◆ Data extracts:
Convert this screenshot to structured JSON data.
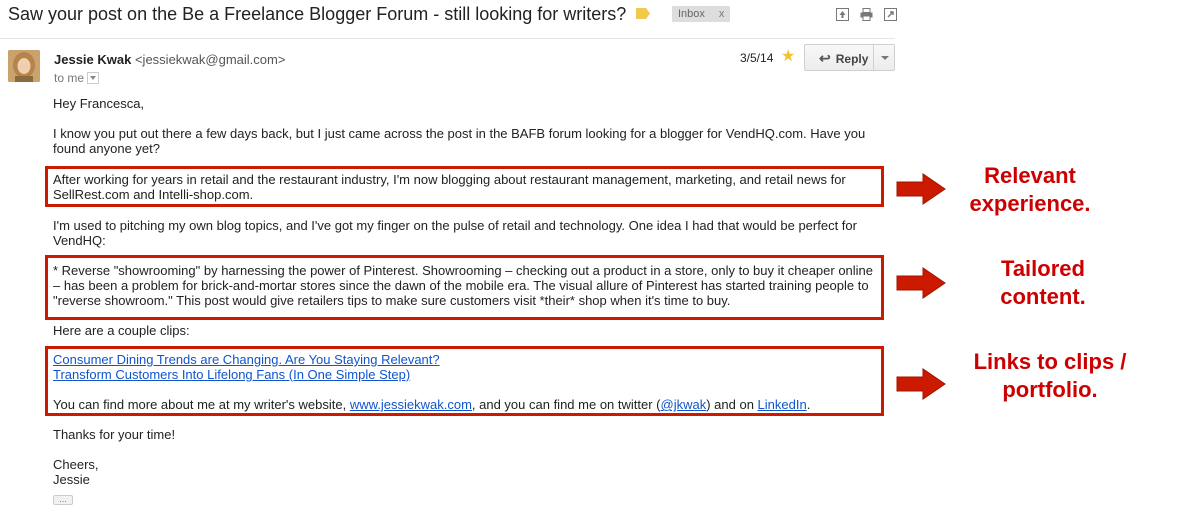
{
  "email": {
    "subject": "Saw your post on the Be a Freelance Blogger Forum - still looking for writers?",
    "label_chip": "Inbox",
    "label_chip_close": "x",
    "sender_name": "Jessie Kwak",
    "sender_email": "<jessiekwak@gmail.com>",
    "to_line": "to me",
    "date": "3/5/14",
    "reply_label": "Reply",
    "greeting": "Hey Francesca,",
    "para1": "I know you put out there a few days back, but I just came across the post in the BAFB forum looking for a blogger for VendHQ.com. Have you found anyone yet?",
    "para2": "After working for years in retail and the restaurant industry, I'm now blogging about restaurant management, marketing, and retail news for SellRest.com and Intelli-shop.com.",
    "para3": "I'm used to pitching my own blog topics, and I've got my finger on the pulse of retail and technology. One idea I had that would be perfect for VendHQ:",
    "para4": "* Reverse \"showrooming\" by harnessing the power of Pinterest. Showrooming – checking out a product in a store, only to buy it cheaper online – has been a problem for brick-and-mortar stores since the dawn of the mobile era. The visual allure of Pinterest has started training people to \"reverse showroom.\" This post would give retailers tips to make sure customers visit *their* shop when it's time to buy.",
    "para5": "Here are a couple clips:",
    "clip1": "Consumer Dining Trends are Changing. Are You Staying Relevant?",
    "clip2": "Transform Customers Into Lifelong Fans (In One Simple Step)",
    "find_pre": "You can find more about me at my writer's website, ",
    "website_link": "www.jessiekwak.com",
    "find_mid": ", and you can find me on twitter (",
    "twitter_link": "@jkwak",
    "find_mid2": ") and on ",
    "linkedin_link": "LinkedIn",
    "find_end": ".",
    "thanks": "Thanks for your time!",
    "signoff": "Cheers,",
    "signature": "Jessie",
    "more_dots": "..."
  },
  "annotations": {
    "first_line1": "Relevant",
    "first_line2": "experience.",
    "second_line1": "Tailored",
    "second_line2": "content.",
    "third_line1": "Links to clips /",
    "third_line2": "portfolio."
  },
  "colors": {
    "annotation_red": "#cc1a00",
    "link_blue": "#1155cc",
    "star_yellow": "#f1c232",
    "label_yellow": "#f2c94c"
  },
  "icons": [
    "label-tag-icon",
    "archive-icon",
    "print-icon",
    "new-window-icon",
    "star-icon",
    "reply-arrow-icon",
    "chevron-down-icon",
    "right-arrow-icon"
  ]
}
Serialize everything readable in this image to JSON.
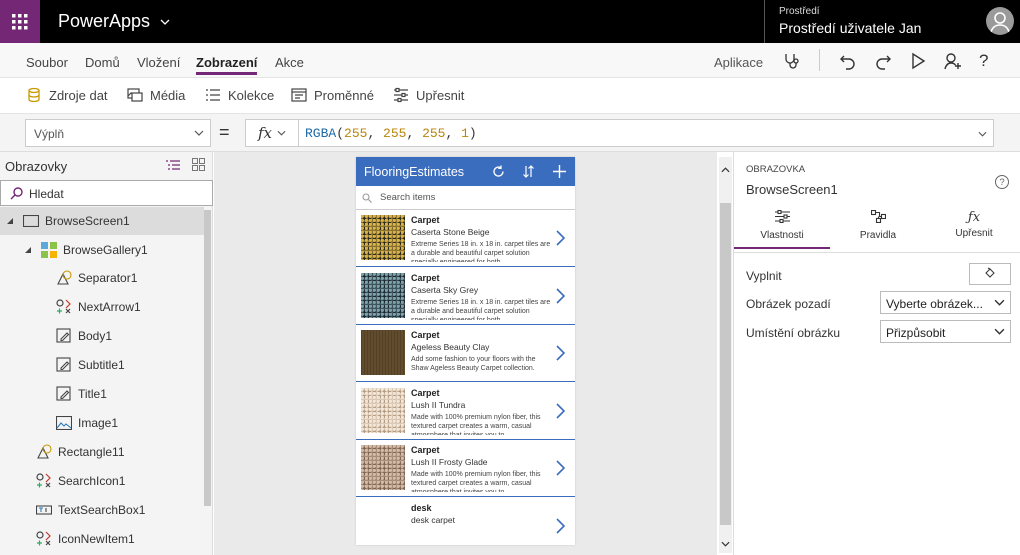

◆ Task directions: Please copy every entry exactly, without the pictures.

◆ Answer space:
Convert this screenshot to structured JSON data.
{
  "email": {
    "subject": "Saw your post on the Be a Freelance Blogger Forum - still looking for writers?",
    "label_chip": "Inbox",
    "label_chip_close": "x",
    "sender_name": "Jessie Kwak",
    "sender_email": "<jessiekwak@gmail.com>",
    "to_line": "to me",
    "date": "3/5/14",
    "reply_label": "Reply",
    "greeting": "Hey Francesca,",
    "para1": "I know you put out there a few days back, but I just came across the post in the BAFB forum looking for a blogger for VendHQ.com. Have you found anyone yet?",
    "para2": "After working for years in retail and the restaurant industry, I'm now blogging about restaurant management, marketing, and retail news for SellRest.com and Intelli-shop.com.",
    "para3": "I'm used to pitching my own blog topics, and I've got my finger on the pulse of retail and technology. One idea I had that would be perfect for VendHQ:",
    "para4": "* Reverse \"showrooming\" by harnessing the power of Pinterest. Showrooming – checking out a product in a store, only to buy it cheaper online – has been a problem for brick-and-mortar stores since the dawn of the mobile era. The visual allure of Pinterest has started training people to \"reverse showroom.\" This post would give retailers tips to make sure customers visit *their* shop when it's time to buy.",
    "para5": "Here are a couple clips:",
    "clip1": "Consumer Dining Trends are Changing. Are You Staying Relevant?",
    "clip2": "Transform Customers Into Lifelong Fans (In One Simple Step)",
    "find_pre": "You can find more about me at my writer's website, ",
    "website_link": "www.jessiekwak.com",
    "find_mid": ", and you can find me on twitter (",
    "twitter_link": "@jkwak",
    "find_mid2": ") and on ",
    "linkedin_link": "LinkedIn",
    "find_end": ".",
    "thanks": "Thanks for your time!",
    "signoff": "Cheers,",
    "signature": "Jessie",
    "more_dots": "..."
  },
  "annotations": {
    "first_line1": "Relevant",
    "first_line2": "experience.",
    "second_line1": "Tailored",
    "second_line2": "content.",
    "third_line1": "Links to clips /",
    "third_line2": "portfolio."
  },
  "colors": {
    "annotation_red": "#cc1a00",
    "link_blue": "#1155cc",
    "star_yellow": "#f1c232",
    "label_yellow": "#f2c94c"
  },
  "icons": [
    "label-tag-icon",
    "archive-icon",
    "print-icon",
    "new-window-icon",
    "star-icon",
    "reply-arrow-icon",
    "chevron-down-icon",
    "right-arrow-icon"
  ]
}
Serialize everything readable in this image to JSON.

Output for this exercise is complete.